● **STORED DATA**
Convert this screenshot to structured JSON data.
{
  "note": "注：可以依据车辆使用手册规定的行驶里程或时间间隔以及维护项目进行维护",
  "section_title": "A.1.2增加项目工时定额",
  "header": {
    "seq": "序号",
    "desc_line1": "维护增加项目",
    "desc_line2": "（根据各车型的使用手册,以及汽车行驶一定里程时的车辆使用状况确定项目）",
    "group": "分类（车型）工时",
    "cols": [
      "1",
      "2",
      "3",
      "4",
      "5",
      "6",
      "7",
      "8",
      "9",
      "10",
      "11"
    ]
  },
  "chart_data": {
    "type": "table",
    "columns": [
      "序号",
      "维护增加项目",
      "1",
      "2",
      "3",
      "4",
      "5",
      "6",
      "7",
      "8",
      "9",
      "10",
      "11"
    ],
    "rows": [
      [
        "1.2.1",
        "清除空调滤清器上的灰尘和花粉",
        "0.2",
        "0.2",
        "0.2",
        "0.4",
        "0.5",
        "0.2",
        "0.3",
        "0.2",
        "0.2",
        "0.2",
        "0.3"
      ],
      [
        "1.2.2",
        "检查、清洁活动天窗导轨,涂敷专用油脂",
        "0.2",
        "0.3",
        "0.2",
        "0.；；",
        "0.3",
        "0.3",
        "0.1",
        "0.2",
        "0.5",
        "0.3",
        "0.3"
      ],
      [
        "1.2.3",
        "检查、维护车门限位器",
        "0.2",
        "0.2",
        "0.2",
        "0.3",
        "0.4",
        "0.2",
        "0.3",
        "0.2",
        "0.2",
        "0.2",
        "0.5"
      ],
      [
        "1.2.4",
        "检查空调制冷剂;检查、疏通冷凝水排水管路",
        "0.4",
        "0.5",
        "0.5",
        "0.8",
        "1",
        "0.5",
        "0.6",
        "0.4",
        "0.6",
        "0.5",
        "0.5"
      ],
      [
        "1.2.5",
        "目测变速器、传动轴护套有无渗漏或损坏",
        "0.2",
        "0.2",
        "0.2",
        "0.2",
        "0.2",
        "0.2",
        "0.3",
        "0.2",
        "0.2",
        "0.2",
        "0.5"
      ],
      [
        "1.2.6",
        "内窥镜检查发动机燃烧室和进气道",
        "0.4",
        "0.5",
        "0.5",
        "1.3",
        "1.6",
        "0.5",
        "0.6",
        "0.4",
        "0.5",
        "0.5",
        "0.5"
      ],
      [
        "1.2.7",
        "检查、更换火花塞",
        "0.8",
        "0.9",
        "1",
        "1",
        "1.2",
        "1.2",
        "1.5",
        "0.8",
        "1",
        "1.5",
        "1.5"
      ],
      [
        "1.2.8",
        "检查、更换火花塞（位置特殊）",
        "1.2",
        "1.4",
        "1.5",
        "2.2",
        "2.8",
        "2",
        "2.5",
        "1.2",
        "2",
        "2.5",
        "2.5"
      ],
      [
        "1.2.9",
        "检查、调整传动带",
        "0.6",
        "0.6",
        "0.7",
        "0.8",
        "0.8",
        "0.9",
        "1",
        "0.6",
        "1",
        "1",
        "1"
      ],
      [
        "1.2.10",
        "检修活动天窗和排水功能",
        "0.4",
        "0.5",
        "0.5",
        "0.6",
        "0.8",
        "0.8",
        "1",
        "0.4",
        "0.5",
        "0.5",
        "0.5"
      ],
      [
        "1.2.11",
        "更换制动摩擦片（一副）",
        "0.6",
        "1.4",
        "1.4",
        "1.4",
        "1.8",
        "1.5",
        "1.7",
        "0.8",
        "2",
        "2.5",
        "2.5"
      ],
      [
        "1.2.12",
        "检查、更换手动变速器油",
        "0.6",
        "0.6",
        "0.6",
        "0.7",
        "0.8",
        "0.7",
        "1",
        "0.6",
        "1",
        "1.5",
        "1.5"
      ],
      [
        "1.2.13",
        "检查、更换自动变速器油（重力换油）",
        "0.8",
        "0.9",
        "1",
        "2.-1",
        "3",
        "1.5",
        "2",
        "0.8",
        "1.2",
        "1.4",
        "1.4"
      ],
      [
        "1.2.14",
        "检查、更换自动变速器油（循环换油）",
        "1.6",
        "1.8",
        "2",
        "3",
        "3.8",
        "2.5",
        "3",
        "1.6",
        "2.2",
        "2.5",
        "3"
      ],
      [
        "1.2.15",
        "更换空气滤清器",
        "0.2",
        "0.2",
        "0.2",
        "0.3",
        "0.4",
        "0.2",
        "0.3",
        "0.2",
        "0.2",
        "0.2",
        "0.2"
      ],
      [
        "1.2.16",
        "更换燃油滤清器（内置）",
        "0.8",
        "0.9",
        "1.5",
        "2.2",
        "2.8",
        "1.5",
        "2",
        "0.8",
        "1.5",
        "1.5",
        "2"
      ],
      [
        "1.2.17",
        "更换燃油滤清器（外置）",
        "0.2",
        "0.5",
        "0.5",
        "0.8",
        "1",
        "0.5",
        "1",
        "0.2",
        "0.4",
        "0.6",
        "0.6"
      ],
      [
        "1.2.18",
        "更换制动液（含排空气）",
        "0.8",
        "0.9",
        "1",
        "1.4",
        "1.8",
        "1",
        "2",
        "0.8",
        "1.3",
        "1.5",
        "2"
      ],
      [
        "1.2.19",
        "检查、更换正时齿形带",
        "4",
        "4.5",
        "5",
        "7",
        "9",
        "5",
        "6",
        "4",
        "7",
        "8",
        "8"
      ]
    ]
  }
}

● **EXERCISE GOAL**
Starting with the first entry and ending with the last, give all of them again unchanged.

● **YOUR RESPONSE**
Convert this screenshot to structured JSON data.
{
  "note": "注：可以依据车辆使用手册规定的行驶里程或时间间隔以及维护项目进行维护",
  "section_title": "A.1.2增加项目工时定额",
  "header": {
    "seq": "序号",
    "desc_line1": "维护增加项目",
    "desc_line2": "（根据各车型的使用手册,以及汽车行驶一定里程时的车辆使用状况确定项目）",
    "group": "分类（车型）工时",
    "cols": [
      "1",
      "2",
      "3",
      "4",
      "5",
      "6",
      "7",
      "8",
      "9",
      "10",
      "11"
    ]
  },
  "chart_data": {
    "type": "table",
    "columns": [
      "序号",
      "维护增加项目",
      "1",
      "2",
      "3",
      "4",
      "5",
      "6",
      "7",
      "8",
      "9",
      "10",
      "11"
    ],
    "rows": [
      [
        "1.2.1",
        "清除空调滤清器上的灰尘和花粉",
        "0.2",
        "0.2",
        "0.2",
        "0.4",
        "0.5",
        "0.2",
        "0.3",
        "0.2",
        "0.2",
        "0.2",
        "0.3"
      ],
      [
        "1.2.2",
        "检查、清洁活动天窗导轨,涂敷专用油脂",
        "0.2",
        "0.3",
        "0.2",
        "0.；；",
        "0.3",
        "0.3",
        "0.1",
        "0.2",
        "0.5",
        "0.3",
        "0.3"
      ],
      [
        "1.2.3",
        "检查、维护车门限位器",
        "0.2",
        "0.2",
        "0.2",
        "0.3",
        "0.4",
        "0.2",
        "0.3",
        "0.2",
        "0.2",
        "0.2",
        "0.5"
      ],
      [
        "1.2.4",
        "检查空调制冷剂;检查、疏通冷凝水排水管路",
        "0.4",
        "0.5",
        "0.5",
        "0.8",
        "1",
        "0.5",
        "0.6",
        "0.4",
        "0.6",
        "0.5",
        "0.5"
      ],
      [
        "1.2.5",
        "目测变速器、传动轴护套有无渗漏或损坏",
        "0.2",
        "0.2",
        "0.2",
        "0.2",
        "0.2",
        "0.2",
        "0.3",
        "0.2",
        "0.2",
        "0.2",
        "0.5"
      ],
      [
        "1.2.6",
        "内窥镜检查发动机燃烧室和进气道",
        "0.4",
        "0.5",
        "0.5",
        "1.3",
        "1.6",
        "0.5",
        "0.6",
        "0.4",
        "0.5",
        "0.5",
        "0.5"
      ],
      [
        "1.2.7",
        "检查、更换火花塞",
        "0.8",
        "0.9",
        "1",
        "1",
        "1.2",
        "1.2",
        "1.5",
        "0.8",
        "1",
        "1.5",
        "1.5"
      ],
      [
        "1.2.8",
        "检查、更换火花塞（位置特殊）",
        "1.2",
        "1.4",
        "1.5",
        "2.2",
        "2.8",
        "2",
        "2.5",
        "1.2",
        "2",
        "2.5",
        "2.5"
      ],
      [
        "1.2.9",
        "检查、调整传动带",
        "0.6",
        "0.6",
        "0.7",
        "0.8",
        "0.8",
        "0.9",
        "1",
        "0.6",
        "1",
        "1",
        "1"
      ],
      [
        "1.2.10",
        "检修活动天窗和排水功能",
        "0.4",
        "0.5",
        "0.5",
        "0.6",
        "0.8",
        "0.8",
        "1",
        "0.4",
        "0.5",
        "0.5",
        "0.5"
      ],
      [
        "1.2.11",
        "更换制动摩擦片（一副）",
        "0.6",
        "1.4",
        "1.4",
        "1.4",
        "1.8",
        "1.5",
        "1.7",
        "0.8",
        "2",
        "2.5",
        "2.5"
      ],
      [
        "1.2.12",
        "检查、更换手动变速器油",
        "0.6",
        "0.6",
        "0.6",
        "0.7",
        "0.8",
        "0.7",
        "1",
        "0.6",
        "1",
        "1.5",
        "1.5"
      ],
      [
        "1.2.13",
        "检查、更换自动变速器油（重力换油）",
        "0.8",
        "0.9",
        "1",
        "2.-1",
        "3",
        "1.5",
        "2",
        "0.8",
        "1.2",
        "1.4",
        "1.4"
      ],
      [
        "1.2.14",
        "检查、更换自动变速器油（循环换油）",
        "1.6",
        "1.8",
        "2",
        "3",
        "3.8",
        "2.5",
        "3",
        "1.6",
        "2.2",
        "2.5",
        "3"
      ],
      [
        "1.2.15",
        "更换空气滤清器",
        "0.2",
        "0.2",
        "0.2",
        "0.3",
        "0.4",
        "0.2",
        "0.3",
        "0.2",
        "0.2",
        "0.2",
        "0.2"
      ],
      [
        "1.2.16",
        "更换燃油滤清器（内置）",
        "0.8",
        "0.9",
        "1.5",
        "2.2",
        "2.8",
        "1.5",
        "2",
        "0.8",
        "1.5",
        "1.5",
        "2"
      ],
      [
        "1.2.17",
        "更换燃油滤清器（外置）",
        "0.2",
        "0.5",
        "0.5",
        "0.8",
        "1",
        "0.5",
        "1",
        "0.2",
        "0.4",
        "0.6",
        "0.6"
      ],
      [
        "1.2.18",
        "更换制动液（含排空气）",
        "0.8",
        "0.9",
        "1",
        "1.4",
        "1.8",
        "1",
        "2",
        "0.8",
        "1.3",
        "1.5",
        "2"
      ],
      [
        "1.2.19",
        "检查、更换正时齿形带",
        "4",
        "4.5",
        "5",
        "7",
        "9",
        "5",
        "6",
        "4",
        "7",
        "8",
        "8"
      ]
    ]
  }
}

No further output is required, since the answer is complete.